> **WHAT TO PRODUCE**: Going through the data below, tally every line where the string "highlighted" occurs, then give only the tally.

================

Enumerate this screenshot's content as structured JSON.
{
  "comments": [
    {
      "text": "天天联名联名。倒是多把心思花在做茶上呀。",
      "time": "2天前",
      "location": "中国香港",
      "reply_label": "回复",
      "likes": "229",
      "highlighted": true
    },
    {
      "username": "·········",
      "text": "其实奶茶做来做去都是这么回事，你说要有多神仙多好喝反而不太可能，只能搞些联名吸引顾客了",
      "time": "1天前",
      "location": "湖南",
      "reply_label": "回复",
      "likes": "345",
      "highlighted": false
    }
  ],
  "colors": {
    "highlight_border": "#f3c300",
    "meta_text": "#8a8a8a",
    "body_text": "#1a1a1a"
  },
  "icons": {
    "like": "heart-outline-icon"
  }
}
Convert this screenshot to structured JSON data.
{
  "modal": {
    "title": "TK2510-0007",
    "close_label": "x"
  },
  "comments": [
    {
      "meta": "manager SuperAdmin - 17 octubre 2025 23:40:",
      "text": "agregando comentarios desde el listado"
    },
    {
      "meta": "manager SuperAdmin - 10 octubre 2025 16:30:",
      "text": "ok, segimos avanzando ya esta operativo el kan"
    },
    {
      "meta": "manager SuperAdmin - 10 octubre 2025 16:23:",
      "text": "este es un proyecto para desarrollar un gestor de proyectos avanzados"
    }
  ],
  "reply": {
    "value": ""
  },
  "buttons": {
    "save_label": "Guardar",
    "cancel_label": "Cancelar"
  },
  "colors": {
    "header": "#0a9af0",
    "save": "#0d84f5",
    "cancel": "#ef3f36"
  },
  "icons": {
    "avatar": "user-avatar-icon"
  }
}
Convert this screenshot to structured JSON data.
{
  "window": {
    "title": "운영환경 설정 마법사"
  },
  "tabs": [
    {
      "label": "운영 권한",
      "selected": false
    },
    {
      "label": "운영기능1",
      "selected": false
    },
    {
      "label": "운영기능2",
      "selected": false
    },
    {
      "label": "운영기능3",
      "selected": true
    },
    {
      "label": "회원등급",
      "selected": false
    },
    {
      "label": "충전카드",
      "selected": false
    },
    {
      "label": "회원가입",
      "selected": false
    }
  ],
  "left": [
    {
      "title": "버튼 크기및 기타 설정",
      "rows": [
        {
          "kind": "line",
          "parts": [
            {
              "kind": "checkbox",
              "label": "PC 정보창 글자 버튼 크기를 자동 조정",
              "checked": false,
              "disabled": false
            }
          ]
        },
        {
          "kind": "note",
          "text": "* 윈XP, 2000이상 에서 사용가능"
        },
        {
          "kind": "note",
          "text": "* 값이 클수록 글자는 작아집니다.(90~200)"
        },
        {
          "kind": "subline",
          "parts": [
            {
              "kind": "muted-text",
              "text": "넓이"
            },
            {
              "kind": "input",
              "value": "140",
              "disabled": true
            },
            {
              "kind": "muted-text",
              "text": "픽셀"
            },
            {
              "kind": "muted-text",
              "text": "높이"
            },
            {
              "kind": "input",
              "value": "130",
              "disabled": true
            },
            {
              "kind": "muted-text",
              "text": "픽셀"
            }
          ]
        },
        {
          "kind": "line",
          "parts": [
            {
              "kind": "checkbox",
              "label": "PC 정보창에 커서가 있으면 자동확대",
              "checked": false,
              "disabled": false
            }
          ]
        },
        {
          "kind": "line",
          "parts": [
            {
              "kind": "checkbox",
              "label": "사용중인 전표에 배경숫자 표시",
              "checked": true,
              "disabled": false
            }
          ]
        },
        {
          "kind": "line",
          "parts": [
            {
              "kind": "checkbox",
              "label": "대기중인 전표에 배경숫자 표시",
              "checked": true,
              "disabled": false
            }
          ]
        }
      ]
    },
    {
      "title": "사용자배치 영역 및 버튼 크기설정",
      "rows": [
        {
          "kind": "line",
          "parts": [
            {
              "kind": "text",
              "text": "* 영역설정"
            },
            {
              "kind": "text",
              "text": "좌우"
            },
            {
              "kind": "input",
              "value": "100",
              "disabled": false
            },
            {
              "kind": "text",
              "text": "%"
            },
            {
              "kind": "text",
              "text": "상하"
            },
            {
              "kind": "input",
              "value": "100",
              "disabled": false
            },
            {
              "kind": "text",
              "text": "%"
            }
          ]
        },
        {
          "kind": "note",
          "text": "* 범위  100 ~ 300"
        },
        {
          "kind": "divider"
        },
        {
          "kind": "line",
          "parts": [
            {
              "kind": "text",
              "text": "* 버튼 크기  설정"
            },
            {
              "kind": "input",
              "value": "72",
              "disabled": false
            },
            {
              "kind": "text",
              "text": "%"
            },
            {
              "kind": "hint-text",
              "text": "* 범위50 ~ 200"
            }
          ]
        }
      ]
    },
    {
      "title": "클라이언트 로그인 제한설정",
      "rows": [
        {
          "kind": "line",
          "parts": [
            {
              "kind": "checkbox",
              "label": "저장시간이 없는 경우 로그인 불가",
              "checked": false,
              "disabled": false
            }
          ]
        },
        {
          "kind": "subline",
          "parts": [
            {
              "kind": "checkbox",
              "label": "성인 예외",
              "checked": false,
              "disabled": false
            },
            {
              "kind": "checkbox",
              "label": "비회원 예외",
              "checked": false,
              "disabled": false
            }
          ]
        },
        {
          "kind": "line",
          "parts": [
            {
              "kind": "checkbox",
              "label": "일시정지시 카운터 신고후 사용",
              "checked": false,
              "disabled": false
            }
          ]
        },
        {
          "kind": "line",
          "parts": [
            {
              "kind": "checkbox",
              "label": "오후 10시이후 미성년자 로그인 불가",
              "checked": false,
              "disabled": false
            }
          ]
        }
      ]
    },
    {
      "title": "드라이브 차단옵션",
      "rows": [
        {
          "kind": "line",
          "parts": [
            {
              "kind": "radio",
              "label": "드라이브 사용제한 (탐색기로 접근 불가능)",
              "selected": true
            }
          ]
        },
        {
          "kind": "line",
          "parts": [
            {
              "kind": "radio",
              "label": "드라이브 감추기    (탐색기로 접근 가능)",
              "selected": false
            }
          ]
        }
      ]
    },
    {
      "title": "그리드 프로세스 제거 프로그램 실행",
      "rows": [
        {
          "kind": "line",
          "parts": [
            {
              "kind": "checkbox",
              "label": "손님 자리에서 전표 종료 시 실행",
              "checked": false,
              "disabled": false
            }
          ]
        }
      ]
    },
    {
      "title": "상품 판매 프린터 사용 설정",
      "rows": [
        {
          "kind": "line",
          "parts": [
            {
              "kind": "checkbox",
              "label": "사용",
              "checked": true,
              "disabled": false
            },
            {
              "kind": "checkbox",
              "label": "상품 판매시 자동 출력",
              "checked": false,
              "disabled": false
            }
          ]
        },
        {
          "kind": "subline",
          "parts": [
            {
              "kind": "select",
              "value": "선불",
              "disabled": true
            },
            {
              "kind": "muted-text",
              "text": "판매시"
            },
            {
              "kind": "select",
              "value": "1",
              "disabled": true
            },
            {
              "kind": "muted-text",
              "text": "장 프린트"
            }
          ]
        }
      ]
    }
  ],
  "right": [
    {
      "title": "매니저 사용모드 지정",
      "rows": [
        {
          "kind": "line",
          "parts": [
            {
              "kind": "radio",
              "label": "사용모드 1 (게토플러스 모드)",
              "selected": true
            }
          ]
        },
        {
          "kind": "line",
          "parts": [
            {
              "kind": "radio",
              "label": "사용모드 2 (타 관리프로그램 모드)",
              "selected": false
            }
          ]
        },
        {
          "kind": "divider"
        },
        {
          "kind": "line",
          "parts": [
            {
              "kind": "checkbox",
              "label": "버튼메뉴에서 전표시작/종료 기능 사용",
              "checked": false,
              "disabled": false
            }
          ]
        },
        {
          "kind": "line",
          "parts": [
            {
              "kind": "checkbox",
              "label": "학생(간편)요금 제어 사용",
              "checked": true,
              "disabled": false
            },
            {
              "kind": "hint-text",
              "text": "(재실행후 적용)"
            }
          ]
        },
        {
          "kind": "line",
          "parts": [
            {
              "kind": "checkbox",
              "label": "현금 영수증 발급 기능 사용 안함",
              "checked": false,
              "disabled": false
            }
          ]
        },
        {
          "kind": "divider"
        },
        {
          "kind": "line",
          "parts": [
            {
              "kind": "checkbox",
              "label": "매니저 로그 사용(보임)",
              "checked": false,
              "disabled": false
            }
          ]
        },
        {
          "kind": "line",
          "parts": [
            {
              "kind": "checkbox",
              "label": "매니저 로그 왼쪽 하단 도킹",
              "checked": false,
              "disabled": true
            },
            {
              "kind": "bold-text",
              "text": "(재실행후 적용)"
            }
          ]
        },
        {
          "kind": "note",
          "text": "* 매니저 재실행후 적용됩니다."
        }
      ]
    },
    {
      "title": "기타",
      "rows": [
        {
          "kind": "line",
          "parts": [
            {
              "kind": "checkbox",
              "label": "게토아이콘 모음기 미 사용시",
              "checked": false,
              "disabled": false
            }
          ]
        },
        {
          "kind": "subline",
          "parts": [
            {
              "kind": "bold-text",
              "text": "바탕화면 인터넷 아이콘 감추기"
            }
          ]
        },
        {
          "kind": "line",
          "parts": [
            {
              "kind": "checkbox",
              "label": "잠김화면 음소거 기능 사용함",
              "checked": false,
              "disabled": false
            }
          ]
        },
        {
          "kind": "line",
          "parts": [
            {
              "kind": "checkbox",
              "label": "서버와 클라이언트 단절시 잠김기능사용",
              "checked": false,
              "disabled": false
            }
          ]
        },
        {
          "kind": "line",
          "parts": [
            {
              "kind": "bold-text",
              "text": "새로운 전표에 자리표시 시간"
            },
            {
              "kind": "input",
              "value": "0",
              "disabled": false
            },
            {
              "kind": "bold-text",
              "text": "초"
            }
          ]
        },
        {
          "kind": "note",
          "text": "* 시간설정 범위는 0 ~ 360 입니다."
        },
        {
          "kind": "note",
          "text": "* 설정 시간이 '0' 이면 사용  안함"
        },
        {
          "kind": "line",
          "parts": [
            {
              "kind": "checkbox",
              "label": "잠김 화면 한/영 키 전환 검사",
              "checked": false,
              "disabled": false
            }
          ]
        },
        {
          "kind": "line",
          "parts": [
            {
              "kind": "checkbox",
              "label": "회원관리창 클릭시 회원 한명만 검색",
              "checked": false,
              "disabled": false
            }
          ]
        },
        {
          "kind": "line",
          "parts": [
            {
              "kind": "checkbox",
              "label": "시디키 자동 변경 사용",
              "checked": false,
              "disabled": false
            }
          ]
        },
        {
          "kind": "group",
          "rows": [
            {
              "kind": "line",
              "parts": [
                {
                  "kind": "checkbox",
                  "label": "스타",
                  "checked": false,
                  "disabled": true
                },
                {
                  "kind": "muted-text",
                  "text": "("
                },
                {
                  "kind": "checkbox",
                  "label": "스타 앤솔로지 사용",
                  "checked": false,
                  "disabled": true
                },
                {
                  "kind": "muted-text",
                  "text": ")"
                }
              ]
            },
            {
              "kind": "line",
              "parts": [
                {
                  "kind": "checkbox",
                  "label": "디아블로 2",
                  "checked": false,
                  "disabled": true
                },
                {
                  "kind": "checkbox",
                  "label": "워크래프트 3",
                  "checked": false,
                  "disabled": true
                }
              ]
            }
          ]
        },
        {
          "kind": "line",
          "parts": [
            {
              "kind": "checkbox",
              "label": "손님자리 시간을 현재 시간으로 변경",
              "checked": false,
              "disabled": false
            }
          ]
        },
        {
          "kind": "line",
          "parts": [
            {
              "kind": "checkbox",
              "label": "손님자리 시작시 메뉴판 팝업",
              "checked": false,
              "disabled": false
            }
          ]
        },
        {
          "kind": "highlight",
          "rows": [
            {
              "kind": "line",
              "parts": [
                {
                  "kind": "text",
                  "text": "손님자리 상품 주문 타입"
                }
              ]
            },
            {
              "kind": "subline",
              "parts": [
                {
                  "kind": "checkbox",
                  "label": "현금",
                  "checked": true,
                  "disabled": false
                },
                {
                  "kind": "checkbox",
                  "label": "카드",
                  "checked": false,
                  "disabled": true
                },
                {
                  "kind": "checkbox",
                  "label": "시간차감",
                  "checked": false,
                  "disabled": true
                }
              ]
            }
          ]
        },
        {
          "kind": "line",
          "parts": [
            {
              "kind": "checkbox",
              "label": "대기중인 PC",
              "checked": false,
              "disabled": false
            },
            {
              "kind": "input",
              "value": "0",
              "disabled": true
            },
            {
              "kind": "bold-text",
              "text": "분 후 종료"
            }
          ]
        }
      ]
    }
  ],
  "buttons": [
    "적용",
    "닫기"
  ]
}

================

> **TASK RESPONSE**: 2